“All a chicken wants is to be the same every day, to eat his fill and be comfortable. I think that’s a sign of low intelligence.”—
Edwin Jemison, chemical salesman to chicken producers.
My husband and I had a heated discussion about what animals should or shouldn’t be eaten (I’m pro-chicken eating and anti-pork), on doing some research I ran across this quote. Ironic, much?
wayspo said: I used to listen to a podcast that claimed eating chicken was ethically the worst or animal products. I think the argument had to do with the quantity of chickens killed compared to other animals — and the horrifying factory farm conditions.
I think factory farmed anything is the worst. Plants or vegetables. My argument with Jamin is that all sustenance is part of the “circle of life” - there is no way to have an ethically pure diet in regards to all life forms. I don’t see much difference between a chicken and corn, intellectually.
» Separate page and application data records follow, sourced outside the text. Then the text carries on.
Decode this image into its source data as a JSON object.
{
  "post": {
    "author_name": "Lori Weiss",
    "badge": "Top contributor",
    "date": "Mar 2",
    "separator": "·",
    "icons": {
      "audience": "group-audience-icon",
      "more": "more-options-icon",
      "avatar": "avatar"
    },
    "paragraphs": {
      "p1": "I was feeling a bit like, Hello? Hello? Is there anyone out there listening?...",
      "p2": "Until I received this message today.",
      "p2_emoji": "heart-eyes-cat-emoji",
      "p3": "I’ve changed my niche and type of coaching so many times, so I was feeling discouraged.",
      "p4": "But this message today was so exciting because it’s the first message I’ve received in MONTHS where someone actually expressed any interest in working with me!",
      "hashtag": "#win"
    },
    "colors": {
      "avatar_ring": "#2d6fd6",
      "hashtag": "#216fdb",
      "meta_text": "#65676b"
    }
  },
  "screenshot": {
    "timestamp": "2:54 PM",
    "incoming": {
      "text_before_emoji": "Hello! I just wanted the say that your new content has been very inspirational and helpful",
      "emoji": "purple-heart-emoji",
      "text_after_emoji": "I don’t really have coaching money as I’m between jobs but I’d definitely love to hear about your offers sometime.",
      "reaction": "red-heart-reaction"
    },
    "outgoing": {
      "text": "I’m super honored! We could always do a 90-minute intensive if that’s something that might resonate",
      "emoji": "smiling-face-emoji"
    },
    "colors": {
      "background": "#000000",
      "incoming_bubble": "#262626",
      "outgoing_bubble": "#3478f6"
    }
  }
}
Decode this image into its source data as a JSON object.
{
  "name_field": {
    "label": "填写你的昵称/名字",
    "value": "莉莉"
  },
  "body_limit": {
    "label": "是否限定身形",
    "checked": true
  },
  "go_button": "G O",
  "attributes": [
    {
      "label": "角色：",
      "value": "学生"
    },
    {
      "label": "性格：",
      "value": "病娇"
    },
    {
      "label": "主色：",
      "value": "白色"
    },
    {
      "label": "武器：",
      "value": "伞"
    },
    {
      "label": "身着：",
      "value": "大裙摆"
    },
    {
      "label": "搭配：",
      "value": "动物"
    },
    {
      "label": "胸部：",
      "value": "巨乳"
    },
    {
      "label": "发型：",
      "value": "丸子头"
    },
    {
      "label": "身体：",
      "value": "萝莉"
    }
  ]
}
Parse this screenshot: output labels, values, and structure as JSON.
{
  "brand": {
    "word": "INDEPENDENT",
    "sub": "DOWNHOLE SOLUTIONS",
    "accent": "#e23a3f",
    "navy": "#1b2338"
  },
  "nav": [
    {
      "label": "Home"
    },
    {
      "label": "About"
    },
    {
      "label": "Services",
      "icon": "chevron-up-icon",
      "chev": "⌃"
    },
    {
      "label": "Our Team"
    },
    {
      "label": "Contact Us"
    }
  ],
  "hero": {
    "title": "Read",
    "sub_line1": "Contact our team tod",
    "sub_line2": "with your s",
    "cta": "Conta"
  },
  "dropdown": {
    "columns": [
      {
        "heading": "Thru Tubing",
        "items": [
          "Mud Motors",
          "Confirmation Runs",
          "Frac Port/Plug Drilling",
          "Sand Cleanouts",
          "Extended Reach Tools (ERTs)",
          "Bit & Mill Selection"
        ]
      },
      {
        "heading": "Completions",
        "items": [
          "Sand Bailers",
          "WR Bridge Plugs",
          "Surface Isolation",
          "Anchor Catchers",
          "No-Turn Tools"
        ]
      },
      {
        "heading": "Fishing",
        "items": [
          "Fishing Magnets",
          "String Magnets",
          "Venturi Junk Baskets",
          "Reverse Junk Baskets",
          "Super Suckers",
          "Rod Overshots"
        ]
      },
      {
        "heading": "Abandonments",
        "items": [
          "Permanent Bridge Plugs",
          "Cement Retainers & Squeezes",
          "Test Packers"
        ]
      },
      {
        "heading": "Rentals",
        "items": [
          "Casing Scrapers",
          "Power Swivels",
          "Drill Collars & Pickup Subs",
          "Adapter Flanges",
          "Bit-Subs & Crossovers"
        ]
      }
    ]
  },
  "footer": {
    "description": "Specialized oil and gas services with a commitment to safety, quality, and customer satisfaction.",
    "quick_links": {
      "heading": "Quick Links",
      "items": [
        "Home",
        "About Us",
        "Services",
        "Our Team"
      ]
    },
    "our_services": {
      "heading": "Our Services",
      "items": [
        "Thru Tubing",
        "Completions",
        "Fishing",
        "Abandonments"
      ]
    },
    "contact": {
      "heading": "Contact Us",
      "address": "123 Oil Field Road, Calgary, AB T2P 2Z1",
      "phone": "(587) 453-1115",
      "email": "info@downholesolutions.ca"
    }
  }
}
Even most plants can survive conditions that turkeys can’t.
I agree with this! It is a circle of life. I find it difficult to rank beings, and find I get on shaky ground when I try. One way to look at this is just a numbers game. If all beings have a certain sanctity, perhaps the goal is to just minimize the number and way in which we harvest them? Animals consume multiple plants to live, so I figure eating plants is the way to go.
I think it’s a wise thing for people to adopt a more ecologically friendly diet, and eating more plants can be a good way to do it. I hesitate to say that veganism is more healthy for the planet or for the individual countries where our food comes from, though, because agriculture can be just as destructive (like with Bolivia + quinoa).
An animal can eat the same crop for it’s entire life - a human cannot.
I found a good quote by Lierre Keith:
“We have to build relationships with the creatures that make our lives possible and with whom we share this planet. And that’s all of them–the bacteria, the plants, the insects, the birds. Not just the mammals. Everybody else. Animals are only 15% of life.
In a biological sense, this is a planet of bacteria. They are the people doing the basic work of life. They keep the basic cycles going–the carbon cycle, the nitrogen cycle, without which no animals would be here. We need to get profoundly humble before the incredible activities they do that make our lives possible. That humility needs to be the basis of our culture, our religion, our reality.”